"Dude, You're On the Way Out"
Steven, the Dell kid, is being "rested" by the Dell folks, according to the news.
Steven's kinda an acquired taste. He used to make me think of Leave It to Beaver's Eddie Haskell without much of the acid, and I still hate most of the commercials, except for my favorite "Steven, isn't this your dad's car?" "Uhh, noooo." (In other words, "Don't embarrass me in front of the girl, okay?")
However, if Steven's replacements are to be "the interns," I think I'll take "Dude, you're getting a Dell" any day.
Yeah, I'm still here...
My, my, what a surprise this headline is: "Saddam wins 100 percent of vote." [Snort]
» Monday, October 07, 2002
If You Can't Beat Them...
After all the publicity about Paramount trying to close down Star Trek related fan websites, followed by the WB's Buffy flap (although the WB's problem was more legitimate, against fans who were posting entire episodes and scripts rather than just pictures and episode guides), it's refreshing to see USA's attitude toward Monk fans: actually encouraging fans to make websites and even offering some pictures.
» Friday, October 04, 2002
When Earthlink expanded our service sometime back, giving us more than three mailboxes, I reserved one for the "travel computer," originally the laptop I purchased when my mom was first diagnosed with cancer, in case I had to make frequent trips to help her. Unfortunately the laptop's on its last legs and the PDA is a lot easier to carry, even with its little keyboard, modem attachment, and power cords. So the e-mail address was now reserved for use there.
Since I never use the address for anything else, I've never checked the e-mail box. Today, after cleaning a bunch of spam out of the main e-mail box, I wondered if I should check on this "never used" address.
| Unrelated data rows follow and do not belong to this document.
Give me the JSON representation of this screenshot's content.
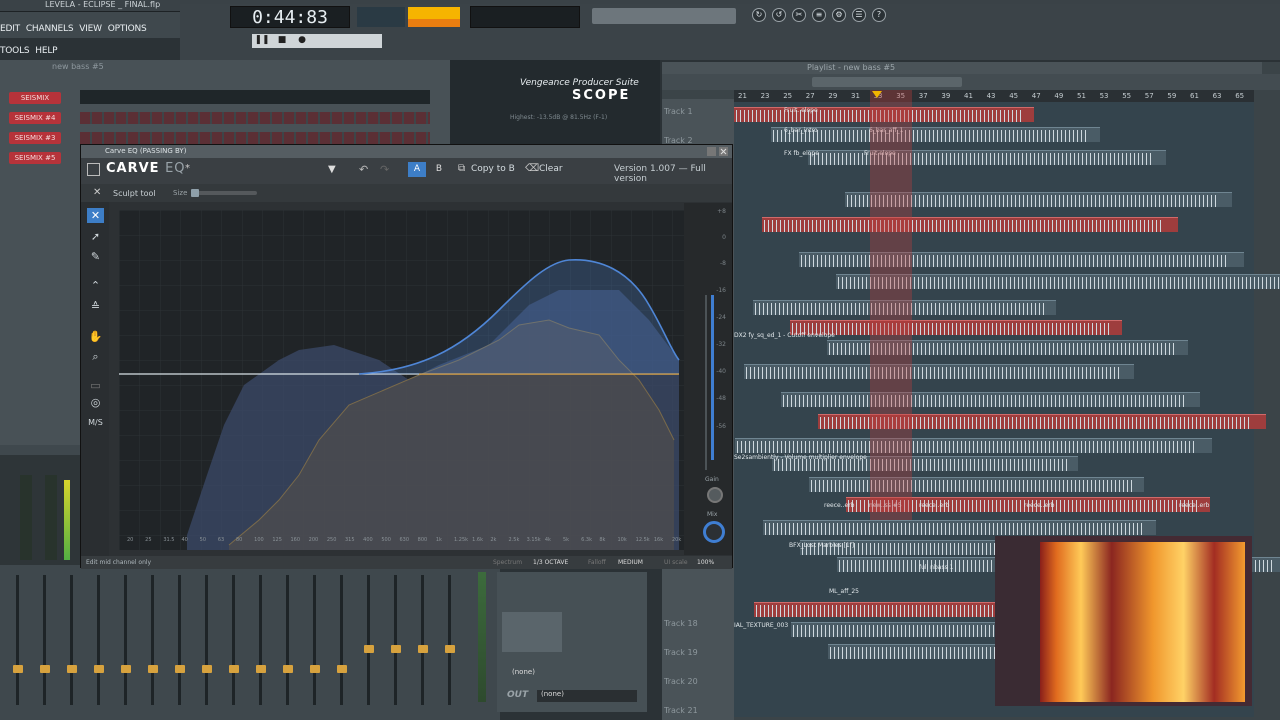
{
  "titlebar": {
    "filename": "LEVELA - ECLIPSE _ FINAL.flp"
  },
  "menu": [
    "EDIT",
    "CHANNELS",
    "VIEW",
    "OPTIONS",
    "TOOLS",
    "HELP"
  ],
  "transport": {
    "time": "0:44:83"
  },
  "channel_rack": {
    "title": "new bass #5",
    "channels": [
      "SEISMIX",
      "SEISMIX #4",
      "SEISMIX #3",
      "SEISMIX #5"
    ]
  },
  "scope": {
    "brand": "Vengeance Producer Suite",
    "name": "SCOPE",
    "readout": "Highest: -13.5dB @ 81.5Hz (F-1)"
  },
  "carve_eq": {
    "window_title": "Carve EQ (PASSING BY)",
    "logo_main": "CARVE",
    "logo_sub": "EQ",
    "preset": "*",
    "ab_a": "A",
    "ab_b": "B",
    "copy": "Copy to B",
    "clear": "Clear",
    "version": "Version 1.007 — Full version",
    "sculpt_tool": "Sculpt tool",
    "size": "Size",
    "ms_label": "M/S",
    "status": "Edit mid channel only",
    "spectrum_label": "Spectrum",
    "spectrum_value": "1/3 OCTAVE",
    "falloff_label": "Falloff",
    "falloff_value": "MEDIUM",
    "upscale_label": "UI scale",
    "upscale_value": "100%",
    "gain_label": "Gain",
    "mix_label": "Mix",
    "db_scale": [
      "+8",
      "0",
      "-8",
      "-16",
      "-24",
      "-32",
      "-40",
      "-48",
      "-56"
    ],
    "freq_labels": [
      "20",
      "25",
      "31.5",
      "40",
      "50",
      "63",
      "80",
      "100",
      "125",
      "160",
      "200",
      "250",
      "315",
      "400",
      "500",
      "630",
      "800",
      "1k",
      "1.25k",
      "1.6k",
      "2k",
      "2.5k",
      "3.15k",
      "4k",
      "5k",
      "6.3k",
      "8k",
      "10k",
      "12.5k",
      "16k",
      "20k"
    ],
    "note_labels": [
      "C1",
      "C2",
      "C3",
      "C4",
      "C5",
      "C6",
      "C7",
      "C8",
      "C9"
    ]
  },
  "playlist": {
    "title": "Playlist - new bass #5",
    "bars": [
      "21",
      "23",
      "25",
      "27",
      "29",
      "31",
      "33",
      "35",
      "37",
      "39",
      "41",
      "43",
      "45",
      "47",
      "49",
      "51",
      "53",
      "55",
      "57",
      "59",
      "61",
      "63",
      "65"
    ],
    "tracks": [
      "Track 1",
      "Track 2",
      "Track 18",
      "Track 19",
      "Track 20",
      "Track 21"
    ],
    "clip_labels": [
      "Fruit. elope",
      "6_bar_intro",
      "6_bar_aff_1",
      "FX fb_elope",
      "Fruit elope",
      "DX2 fy_sq_ed_1 - Cutoff envelope",
      "Se2sambiently - Volume multiplier envelope",
      "reece..erb",
      "new..ss #5",
      "reece..erb",
      "reece..erb",
      "reece..erb",
      "BFX_Lost Marbles [1f]",
      "full nbass 1",
      "ML_aff_25",
      "IAL_TEXTURE_003",
      "(none)",
      "OUT"
    ]
  }
}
Maybe I never used it, but someone sure knows it's there. I found 976 messages in the box!